To ensure that the “yes” vote prevails, the Belize Government has bifurcated — on the one hand vitiating the “no” vote by barring diaspora Belizeans from voting in the referendum; while on the other hand, acting ultra vires, allowing Guatemalans to vote, in contravention of the Belize Constitution.
There is a chance Belize could lose territory at the ICJ. And they know this better than anybody else. Yet they continue in their low octave tone that we have a strong case.
Both the Belize and Guatemalan governments have agreed to accept as final and binding any ruling handed down by the ICJ to settle the dispute.
But there is a fly in the ointment — the ICJ doesn’t have any enforcement mechanism. And the Guatemalan government has already shown its contempt for a United Nations-backed organization, whose work in Guatemala they (the Guatemalan government) deemed unfavorable to them (the Guatemalan government).
On January 7, 2019, they expelled the Anti-Corruption Panel from their country. So if they deem any ICJ ruling favorable, they (the Guatemalans) will enforce it, by taking control of any part of Belizean territory awarded to them.
Conversely, if they deem the ruling unfavorable, judging by their past behavior, they will revert to the status quo — their aggression and unlawful demands against Belize.
So at best, Belize could end up with a Pyrrhic victory, or worst, with territorial loss.

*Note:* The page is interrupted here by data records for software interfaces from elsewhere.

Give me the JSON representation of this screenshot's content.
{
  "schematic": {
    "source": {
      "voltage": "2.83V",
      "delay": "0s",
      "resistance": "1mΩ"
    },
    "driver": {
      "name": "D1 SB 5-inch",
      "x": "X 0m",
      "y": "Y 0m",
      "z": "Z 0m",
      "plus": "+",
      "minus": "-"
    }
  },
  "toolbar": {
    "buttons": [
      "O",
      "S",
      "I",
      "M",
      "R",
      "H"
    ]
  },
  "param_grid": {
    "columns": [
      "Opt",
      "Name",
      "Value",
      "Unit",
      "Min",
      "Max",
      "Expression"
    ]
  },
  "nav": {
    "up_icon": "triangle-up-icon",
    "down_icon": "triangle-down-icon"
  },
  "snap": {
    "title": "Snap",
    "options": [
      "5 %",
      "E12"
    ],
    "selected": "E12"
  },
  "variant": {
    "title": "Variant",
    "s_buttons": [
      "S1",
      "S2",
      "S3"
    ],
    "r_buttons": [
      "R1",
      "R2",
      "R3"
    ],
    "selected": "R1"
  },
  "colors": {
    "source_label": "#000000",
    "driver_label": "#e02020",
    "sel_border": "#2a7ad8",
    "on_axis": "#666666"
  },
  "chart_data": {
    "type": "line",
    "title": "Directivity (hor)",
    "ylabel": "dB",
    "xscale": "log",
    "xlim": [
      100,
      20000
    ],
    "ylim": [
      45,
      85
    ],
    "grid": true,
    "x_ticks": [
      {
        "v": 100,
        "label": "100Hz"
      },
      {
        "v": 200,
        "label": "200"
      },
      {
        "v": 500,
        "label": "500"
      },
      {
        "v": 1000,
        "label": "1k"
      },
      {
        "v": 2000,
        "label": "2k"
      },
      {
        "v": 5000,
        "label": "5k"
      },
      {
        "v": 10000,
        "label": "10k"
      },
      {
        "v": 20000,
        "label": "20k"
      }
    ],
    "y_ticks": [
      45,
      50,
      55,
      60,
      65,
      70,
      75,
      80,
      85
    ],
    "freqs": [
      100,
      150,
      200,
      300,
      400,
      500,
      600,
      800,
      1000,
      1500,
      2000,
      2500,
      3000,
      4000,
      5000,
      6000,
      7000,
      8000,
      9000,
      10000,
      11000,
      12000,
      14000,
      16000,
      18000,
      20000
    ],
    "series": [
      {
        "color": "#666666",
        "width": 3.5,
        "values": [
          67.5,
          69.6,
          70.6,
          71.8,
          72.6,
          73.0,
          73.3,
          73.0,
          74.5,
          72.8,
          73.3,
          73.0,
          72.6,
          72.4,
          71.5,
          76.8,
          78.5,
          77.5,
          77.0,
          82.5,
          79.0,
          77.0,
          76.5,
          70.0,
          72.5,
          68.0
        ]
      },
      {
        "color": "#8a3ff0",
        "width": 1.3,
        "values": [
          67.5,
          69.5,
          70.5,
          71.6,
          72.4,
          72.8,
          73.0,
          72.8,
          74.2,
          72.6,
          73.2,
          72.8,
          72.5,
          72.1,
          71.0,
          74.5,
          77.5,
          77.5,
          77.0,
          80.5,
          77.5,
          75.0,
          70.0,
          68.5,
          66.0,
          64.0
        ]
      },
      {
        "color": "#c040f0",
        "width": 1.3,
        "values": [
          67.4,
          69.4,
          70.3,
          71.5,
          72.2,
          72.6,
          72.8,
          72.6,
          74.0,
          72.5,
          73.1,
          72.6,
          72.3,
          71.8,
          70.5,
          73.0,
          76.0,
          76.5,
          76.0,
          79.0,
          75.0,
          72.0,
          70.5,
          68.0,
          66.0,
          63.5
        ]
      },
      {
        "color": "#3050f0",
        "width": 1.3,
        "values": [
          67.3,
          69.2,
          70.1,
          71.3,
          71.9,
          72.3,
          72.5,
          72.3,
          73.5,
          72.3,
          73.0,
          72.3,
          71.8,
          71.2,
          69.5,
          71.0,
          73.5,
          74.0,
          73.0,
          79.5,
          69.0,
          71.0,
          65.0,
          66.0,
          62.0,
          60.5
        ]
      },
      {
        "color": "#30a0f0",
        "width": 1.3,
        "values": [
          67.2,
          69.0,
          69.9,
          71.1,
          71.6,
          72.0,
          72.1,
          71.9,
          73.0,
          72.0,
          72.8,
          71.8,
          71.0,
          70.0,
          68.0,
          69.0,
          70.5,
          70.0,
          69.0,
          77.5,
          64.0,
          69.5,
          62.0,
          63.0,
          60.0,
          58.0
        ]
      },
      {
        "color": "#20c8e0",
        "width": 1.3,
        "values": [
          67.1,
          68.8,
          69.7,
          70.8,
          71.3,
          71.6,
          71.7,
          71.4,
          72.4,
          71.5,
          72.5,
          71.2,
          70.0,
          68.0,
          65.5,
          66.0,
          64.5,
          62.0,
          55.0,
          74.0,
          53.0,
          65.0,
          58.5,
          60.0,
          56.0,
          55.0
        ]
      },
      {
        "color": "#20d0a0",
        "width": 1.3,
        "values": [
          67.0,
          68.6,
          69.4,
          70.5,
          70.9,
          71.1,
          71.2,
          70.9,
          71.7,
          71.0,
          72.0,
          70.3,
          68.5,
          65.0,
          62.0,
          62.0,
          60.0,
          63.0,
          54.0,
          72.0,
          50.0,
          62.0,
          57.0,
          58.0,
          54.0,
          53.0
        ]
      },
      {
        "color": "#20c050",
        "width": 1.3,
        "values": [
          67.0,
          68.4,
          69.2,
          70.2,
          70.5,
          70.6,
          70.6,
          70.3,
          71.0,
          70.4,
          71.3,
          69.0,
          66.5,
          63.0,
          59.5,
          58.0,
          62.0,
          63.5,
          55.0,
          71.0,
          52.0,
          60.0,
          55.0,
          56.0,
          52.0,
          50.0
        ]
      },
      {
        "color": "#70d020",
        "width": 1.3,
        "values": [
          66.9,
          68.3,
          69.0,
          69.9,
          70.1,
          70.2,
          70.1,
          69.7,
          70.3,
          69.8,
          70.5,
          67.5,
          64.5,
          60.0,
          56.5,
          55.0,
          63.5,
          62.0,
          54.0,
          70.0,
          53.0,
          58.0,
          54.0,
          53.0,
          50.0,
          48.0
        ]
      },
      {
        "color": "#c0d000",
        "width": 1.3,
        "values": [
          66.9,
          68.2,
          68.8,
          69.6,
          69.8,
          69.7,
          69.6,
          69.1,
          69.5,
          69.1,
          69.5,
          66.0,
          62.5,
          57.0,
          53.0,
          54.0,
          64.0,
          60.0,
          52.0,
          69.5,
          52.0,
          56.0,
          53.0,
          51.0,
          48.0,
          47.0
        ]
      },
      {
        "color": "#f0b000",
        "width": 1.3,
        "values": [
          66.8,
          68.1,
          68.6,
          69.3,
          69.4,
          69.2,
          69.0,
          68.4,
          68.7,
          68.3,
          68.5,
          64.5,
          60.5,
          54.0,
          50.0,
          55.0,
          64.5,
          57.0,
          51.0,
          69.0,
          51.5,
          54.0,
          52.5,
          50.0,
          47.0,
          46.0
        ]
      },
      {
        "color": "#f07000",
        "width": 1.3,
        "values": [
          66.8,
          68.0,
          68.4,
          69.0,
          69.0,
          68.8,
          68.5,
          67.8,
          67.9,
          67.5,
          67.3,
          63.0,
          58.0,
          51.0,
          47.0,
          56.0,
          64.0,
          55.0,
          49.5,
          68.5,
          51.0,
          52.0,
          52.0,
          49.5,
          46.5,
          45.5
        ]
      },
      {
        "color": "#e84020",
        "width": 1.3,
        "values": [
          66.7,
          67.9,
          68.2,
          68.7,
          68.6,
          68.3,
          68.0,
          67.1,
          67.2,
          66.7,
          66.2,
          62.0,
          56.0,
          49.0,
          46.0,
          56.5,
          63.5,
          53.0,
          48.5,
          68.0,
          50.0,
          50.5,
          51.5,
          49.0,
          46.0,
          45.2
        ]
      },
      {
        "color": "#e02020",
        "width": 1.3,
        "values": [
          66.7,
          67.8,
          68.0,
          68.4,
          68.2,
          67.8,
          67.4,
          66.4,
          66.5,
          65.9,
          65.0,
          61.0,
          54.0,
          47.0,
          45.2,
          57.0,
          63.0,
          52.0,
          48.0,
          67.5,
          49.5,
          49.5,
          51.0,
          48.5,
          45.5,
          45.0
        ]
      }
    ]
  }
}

We don’t know perfectly well how things will turn out, and God forbid that we should lose any part of our territory. But if we do, our wise men, in a desperate falsetto — will have to say, for reasons of self-preservation, that they never meant this to happen; and there will be an awful row; …